The neurotransmitter, dopamine, is normally associated with triggering feelings of pleasure, excess concentrations of dopamine underlie schizophrenia, attention deficit hyperactivity disorder and other psychiatric conditions.
Current drug treatments for dopamine-related conditions have suffered from a spate of safety concerns that have plagued existing antidepressant classes, particularly the selective serotonin reuptake inhibitors.
The SSRI class of drugs, which includes GSK's Paxil/Seroxat (paroxetine), Eli Lilly's Prozac (fluoxetine) and Pfizer's Zoloft (sertraline), already carries a "black box" warning highlighting an increased risk of suicidal behaviour amongst children and adolescents.
Moreover, the class has some serious drawbacks, including a two to six week lag before they start to work, a low rate of response and a low rate of remission. If triple reuptake inhibitors can demonstrate a more rapid onset, higher efficacy and fewer side effects, their commercial success will be assured.
This sustained action of dopamine may be particularly important for understanding psychiatric conditions, which are characterised by high levels of the brain messenger.
The Duke University team's previous work suggested that the regulatory protein beta-arrestin 2, normally involved in desensitisation of receptor signals, is required for normal dopamine-related behaviour. They also found that prolonged stimulation of D2 receptors leads to inactivation of a regulatory protein called Akt.
In the current study with mice, the team from Duke University Medical centre found that Akt inactivation by dopamine involves the formation of a previously unidentified complex containing beta-arrestin 2, Akt and a third protein phosphatase 2A that inactivates Akt.
Mice lacking beta-arrestin become less responsive to certain drugs and exhibit abnormalities in behaviours, such as locomotion, associated with dopamine. In addition to the behavioural deficits, the animals also lack normal regulation of Akt.

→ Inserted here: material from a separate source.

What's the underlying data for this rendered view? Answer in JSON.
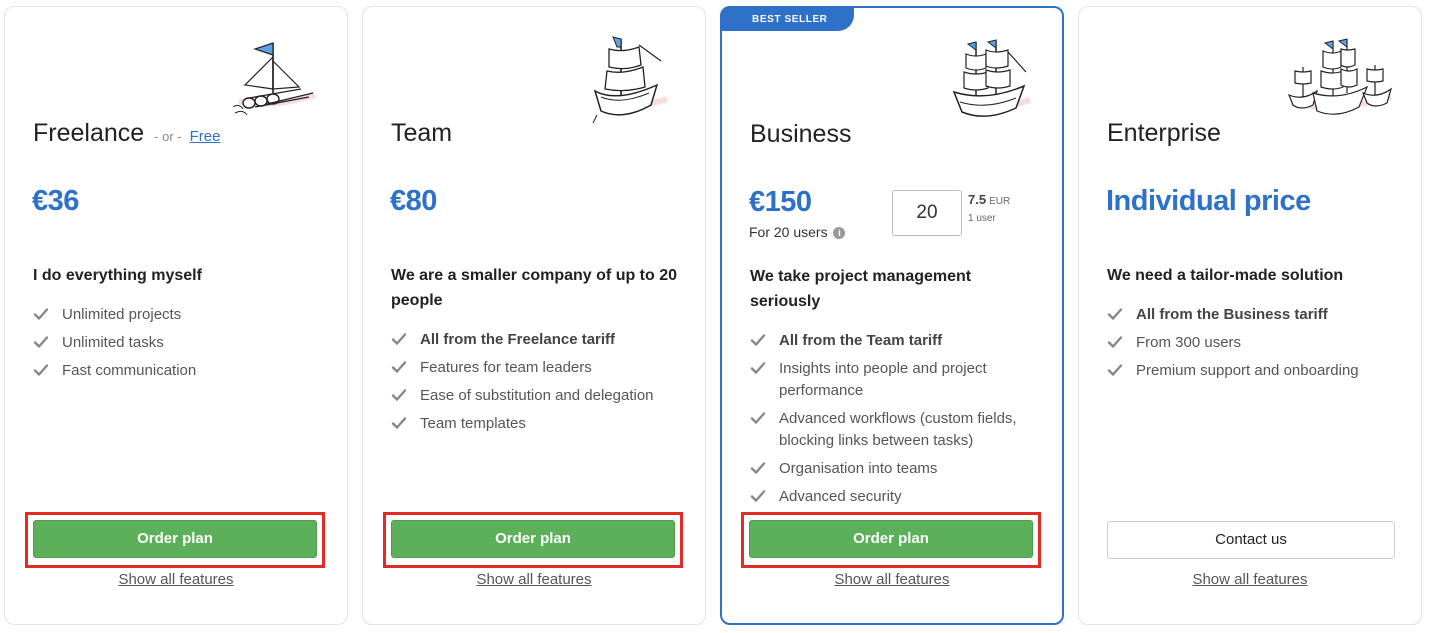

"These results provide direct physiologically relevant evidence for the emerging concept that beta-arrestin 2 not only controls desensitisation but also participates in slow synaptic transmission here by acting as a scaffold for signalling molecules in response to dopamine receptor activation," said senior author Marc Caron, of Duke University.
"The observations also provide an alternative pathway by which dopamine receptor activation leads to the expression of dopamine-associated behaviours," he added.
Dopamine's prolonged effects might also apply to understanding the impact of sustained drug use on the brain. Virtually all addictive drugs, including cocaine and amphetamines, directly or indirectly raise dopamine levels. The neurotransmitter therefore plays a major role in drug-induced highs and in addiction.
"Our new findings reveal that brain receptors that respond to dopamine actually have two slow modes: one that takes place over a period of minutes and a second - newly discovered - that lasts for hours. In fact, it may be that this effect continues for as long as dopamine remains in the system," commented Jean-Martin Beaulieu of Duke University.
Dopamine receptors exist in two forms, D1 and D2 class receptors, both belonging to a class of slow-acting receptors known as G protein-coupled receptors. One method by which dopamine relays messages to the brain over a period of minutes has been well worked out.
Further work is required to identify which dopamine-dependent behaviours rely on each pathway. If the two mechanisms control separate functions, particular drugs might target some dopamine-related behaviors and not others, thereby limiting the side effects of psychiatric therapy.
The researchers report their findings in the July 29, 2005, issue of Cell.